Apple has rejected a game app that scores players on how high they can toss their smartphone in the air.
The game, "Send Me To Heaven," launched this week and is available free for Android smartphones. IPhone users, however, will not be able to download the app.
"Apple thought it was violating one of the rules for submission as it was encouraging behavior which could lead to a damage of iOS device," Petr Svarovsky, the game's developer, said in an email to The Times.
"Send Me To Heaven," which Apple said was rejected for violating one of its App Store guidelines, describes itself as a "sports game" since it takes skill to throw and catch the device without breaking it. The app calculates how high you throw it using the device's accelerometer.
If you try to cheat and throw your phone off of a tall building, the app will know and show you an error message.
"Using a parachute or a rocket will not bring desired result either," Svarovsky said.
Svarovsky said it's important users throw their devices in a way that doesn't cause them to rotate in the air or else they might get a score of zero.
But before users can start throwing their phones, the app warns them to "be careful not to injure yourself or others."
"Be always aware that there is enough space above you and around you," the app says on Google Play. "Do some training to learn right skills to get best results."
The game also requires that users agree to a disclaimer before they start playing. The disclaimer says that the user agrees the game developer is not liable for any damages or injuries caused by playing the game.
Though the game is obviously risky -- and some would say foolish -- to play, what with most smartphones costing several hundred dollars, "Send Me To Heaven" has received many positive user ratings. Out of 101 ratings, it has 76 five-star ratings, the highest score users can give an app on Google Play.
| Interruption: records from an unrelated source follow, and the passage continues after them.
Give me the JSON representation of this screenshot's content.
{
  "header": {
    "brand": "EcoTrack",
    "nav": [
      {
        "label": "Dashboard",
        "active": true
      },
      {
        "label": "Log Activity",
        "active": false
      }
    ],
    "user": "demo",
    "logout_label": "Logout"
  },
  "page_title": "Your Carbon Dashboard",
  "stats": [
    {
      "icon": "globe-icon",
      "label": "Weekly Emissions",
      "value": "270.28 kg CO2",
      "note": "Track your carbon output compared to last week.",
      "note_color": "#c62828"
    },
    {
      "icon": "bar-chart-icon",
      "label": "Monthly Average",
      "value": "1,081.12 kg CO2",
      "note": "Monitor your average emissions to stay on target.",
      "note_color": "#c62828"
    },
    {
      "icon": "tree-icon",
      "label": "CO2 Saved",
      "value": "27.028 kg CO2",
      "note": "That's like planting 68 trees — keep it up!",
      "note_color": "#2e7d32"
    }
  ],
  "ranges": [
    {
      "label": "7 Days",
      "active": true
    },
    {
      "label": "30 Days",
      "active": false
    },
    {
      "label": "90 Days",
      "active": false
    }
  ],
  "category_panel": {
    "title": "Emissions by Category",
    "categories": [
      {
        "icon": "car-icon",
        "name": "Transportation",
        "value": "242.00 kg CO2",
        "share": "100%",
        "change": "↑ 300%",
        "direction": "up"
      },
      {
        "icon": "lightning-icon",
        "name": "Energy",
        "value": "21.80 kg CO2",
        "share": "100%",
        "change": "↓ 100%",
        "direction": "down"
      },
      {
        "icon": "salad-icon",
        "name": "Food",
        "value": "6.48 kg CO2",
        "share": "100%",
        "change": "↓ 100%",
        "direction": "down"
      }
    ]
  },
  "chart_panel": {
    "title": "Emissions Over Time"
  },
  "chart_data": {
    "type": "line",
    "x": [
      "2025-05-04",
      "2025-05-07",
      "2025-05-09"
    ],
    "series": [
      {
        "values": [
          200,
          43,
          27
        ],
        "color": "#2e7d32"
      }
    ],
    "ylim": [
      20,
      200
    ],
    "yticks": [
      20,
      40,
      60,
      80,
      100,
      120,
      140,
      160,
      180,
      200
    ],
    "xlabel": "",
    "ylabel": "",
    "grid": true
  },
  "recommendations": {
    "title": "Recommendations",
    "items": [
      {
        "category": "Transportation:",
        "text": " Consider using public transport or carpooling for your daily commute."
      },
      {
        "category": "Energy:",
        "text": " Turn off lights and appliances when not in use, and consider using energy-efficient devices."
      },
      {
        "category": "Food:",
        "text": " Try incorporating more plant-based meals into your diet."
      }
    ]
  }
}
"Almost broke mine playing, but it's fun to pass the time with," said one user who gave the app a five-star rating. "Not even trying for the high score anymore, it is straight up phone-suicide."